Tokyo is known for its legendary street style, where hyper-stylized fashion tribes, from Yamanba to cosplay to Lolita, don elaborate outfits. NYC-based photographer Thomas Card spent the spring of 2012 in Tokyo shooting the capital’s street fashion. More than 130 of his photos have just been published in a glorious new book called Tokyo Adorned.
Card made his trip to Tokyo a year after the devastating tsunami had hit. “The country experienced an upsurge of national pride,” he writes, “and participants in street fashion increasingly celebrated their unique placement within the Japanese culture at large.”
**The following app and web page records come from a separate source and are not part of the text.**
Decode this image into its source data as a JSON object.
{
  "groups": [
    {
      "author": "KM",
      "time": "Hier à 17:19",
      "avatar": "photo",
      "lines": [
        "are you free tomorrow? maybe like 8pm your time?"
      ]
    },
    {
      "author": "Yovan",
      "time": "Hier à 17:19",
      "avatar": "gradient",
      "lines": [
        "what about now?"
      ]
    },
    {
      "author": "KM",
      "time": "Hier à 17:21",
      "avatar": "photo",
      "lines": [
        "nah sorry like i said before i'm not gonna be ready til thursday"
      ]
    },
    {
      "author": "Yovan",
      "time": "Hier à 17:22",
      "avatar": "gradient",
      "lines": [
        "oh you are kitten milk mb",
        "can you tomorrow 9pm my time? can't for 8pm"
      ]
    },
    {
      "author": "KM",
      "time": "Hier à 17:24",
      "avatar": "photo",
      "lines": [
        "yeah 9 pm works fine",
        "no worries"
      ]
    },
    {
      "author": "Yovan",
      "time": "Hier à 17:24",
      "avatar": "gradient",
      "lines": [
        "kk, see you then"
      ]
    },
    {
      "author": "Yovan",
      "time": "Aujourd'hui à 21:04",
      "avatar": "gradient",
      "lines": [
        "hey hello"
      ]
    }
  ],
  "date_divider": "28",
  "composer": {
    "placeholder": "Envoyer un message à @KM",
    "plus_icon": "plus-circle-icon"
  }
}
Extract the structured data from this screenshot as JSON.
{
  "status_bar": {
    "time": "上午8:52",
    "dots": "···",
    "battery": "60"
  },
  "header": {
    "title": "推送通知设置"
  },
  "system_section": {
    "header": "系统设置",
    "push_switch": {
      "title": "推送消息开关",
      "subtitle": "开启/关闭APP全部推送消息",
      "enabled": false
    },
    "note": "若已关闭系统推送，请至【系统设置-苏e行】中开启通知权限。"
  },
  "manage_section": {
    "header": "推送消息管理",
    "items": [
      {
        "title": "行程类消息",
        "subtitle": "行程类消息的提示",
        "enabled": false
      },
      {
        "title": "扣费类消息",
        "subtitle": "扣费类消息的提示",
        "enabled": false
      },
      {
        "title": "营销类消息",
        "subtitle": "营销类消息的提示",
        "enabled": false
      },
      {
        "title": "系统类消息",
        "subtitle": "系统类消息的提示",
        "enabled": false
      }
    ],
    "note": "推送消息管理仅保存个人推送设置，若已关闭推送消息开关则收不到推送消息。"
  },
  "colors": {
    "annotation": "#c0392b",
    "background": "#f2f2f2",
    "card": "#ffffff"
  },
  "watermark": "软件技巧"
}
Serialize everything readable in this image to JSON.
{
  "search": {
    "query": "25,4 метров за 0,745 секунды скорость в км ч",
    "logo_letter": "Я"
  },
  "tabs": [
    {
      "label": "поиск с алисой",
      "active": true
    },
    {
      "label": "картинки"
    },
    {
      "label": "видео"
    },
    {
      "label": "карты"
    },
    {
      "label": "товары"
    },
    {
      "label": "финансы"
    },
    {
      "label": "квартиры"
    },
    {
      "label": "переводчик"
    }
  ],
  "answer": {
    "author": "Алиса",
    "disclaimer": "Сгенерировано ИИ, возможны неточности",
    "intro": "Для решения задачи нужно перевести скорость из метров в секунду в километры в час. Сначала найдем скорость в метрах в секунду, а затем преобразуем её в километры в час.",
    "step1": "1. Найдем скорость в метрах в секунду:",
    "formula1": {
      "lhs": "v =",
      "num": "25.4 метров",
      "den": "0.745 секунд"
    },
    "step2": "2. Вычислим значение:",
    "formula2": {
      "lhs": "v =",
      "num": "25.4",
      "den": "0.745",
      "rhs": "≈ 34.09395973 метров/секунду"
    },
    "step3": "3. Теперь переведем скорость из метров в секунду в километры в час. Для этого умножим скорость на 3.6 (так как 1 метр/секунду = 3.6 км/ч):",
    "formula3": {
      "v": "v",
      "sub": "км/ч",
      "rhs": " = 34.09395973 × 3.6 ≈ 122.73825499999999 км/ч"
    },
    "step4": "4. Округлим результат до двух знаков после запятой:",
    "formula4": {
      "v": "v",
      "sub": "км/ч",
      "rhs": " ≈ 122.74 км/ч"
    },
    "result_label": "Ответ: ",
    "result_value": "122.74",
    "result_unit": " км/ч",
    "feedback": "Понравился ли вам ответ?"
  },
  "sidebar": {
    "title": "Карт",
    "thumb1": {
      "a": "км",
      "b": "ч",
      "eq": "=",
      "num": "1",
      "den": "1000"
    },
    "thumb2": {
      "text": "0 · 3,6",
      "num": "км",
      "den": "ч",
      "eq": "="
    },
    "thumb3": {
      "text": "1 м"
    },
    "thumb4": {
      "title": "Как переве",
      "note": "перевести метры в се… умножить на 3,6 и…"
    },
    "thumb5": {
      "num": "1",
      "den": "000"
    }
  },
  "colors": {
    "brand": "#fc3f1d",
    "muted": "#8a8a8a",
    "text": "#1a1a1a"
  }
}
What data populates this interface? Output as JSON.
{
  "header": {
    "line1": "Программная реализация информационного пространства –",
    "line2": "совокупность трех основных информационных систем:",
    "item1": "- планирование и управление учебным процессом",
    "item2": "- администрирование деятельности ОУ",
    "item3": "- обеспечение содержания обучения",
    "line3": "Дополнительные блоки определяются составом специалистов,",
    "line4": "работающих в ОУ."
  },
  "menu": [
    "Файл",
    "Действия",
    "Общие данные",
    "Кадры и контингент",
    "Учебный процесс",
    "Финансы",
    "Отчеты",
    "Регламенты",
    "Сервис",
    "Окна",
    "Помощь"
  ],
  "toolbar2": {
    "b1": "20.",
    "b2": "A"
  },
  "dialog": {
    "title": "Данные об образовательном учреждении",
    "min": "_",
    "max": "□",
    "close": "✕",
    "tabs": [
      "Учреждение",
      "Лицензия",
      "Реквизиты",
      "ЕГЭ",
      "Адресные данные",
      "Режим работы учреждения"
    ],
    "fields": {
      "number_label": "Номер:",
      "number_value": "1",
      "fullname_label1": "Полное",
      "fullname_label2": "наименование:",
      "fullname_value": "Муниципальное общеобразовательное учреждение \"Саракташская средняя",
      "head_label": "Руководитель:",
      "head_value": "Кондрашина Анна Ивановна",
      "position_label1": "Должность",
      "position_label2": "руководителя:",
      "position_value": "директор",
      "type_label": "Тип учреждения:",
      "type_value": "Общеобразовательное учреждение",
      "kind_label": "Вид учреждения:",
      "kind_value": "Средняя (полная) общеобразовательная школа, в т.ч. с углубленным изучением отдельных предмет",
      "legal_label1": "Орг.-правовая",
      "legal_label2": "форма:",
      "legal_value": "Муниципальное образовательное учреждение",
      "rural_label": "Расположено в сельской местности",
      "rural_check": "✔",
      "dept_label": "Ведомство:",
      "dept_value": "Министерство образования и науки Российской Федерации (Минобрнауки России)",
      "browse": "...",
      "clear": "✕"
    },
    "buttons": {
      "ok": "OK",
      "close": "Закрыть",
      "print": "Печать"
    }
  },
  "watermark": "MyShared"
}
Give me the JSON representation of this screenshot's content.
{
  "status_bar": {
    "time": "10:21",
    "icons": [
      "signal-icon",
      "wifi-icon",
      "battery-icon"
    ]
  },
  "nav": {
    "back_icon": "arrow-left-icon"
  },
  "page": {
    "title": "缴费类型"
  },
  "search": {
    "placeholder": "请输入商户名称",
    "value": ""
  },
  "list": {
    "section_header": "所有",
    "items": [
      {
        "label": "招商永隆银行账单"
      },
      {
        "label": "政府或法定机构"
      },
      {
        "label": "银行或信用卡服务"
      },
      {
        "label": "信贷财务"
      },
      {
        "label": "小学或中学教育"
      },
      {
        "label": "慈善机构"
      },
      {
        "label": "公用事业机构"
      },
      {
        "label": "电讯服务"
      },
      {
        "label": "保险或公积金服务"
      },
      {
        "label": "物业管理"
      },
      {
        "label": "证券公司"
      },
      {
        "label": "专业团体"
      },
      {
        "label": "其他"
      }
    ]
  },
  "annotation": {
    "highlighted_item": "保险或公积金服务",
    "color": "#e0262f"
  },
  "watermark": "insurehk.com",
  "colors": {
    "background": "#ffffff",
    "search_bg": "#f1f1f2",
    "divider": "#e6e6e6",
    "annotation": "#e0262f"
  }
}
Inspired by Richard Avedon, Card chose to use a white background when photographing his 75 subjects, whom he selected from hundreds of photo submissions from Tokyo fashionistas. So while normcore may be in its ascendancy here in the States, Tokyo street style is still full-on maximalist. Some of Card’s subjects look like the love children of Marilyn Manson and Little Edie Beale. Others turn themselves into cartoon characters, channeling Victorian Little Bo Peep with “Lolita” or “Dolly” fashion, a trend (and lifestyle) gleefully exploited by TLC’s “My Strange Addiction: I’m a Living Doll.” Neon wigs and contact lenses are big; so is self-decorating with stuffed animals and plastic toys. On the whole, these girls make Lady Gaga look like she shops at Lily Pulitzer.
Imagining the inner lives of these subjects is as endlessly fascinating as taking in the wild, painstaking details of their ensembles. If clothing is an expression of self and identity, what exactly is it that these subjects are expressing? As fashion guru and Barneys Creative-Director-at-large Simon Doonan writes in his introduction to the book: “Who is she? Is she suicidal or deliriously happy? Does she always wear a Peruvian oven mitt on her head?”
But Card says his subjects understand that they look outrageous: “Everything from the names they choose for themselves to the particular arrangement of items and accessories and clothing often reflects a particular sense of humor,” he said in a recent interview with Slate. “One woman’s name translates to ‘Barbecue.’ The humor of that is not lost on her.”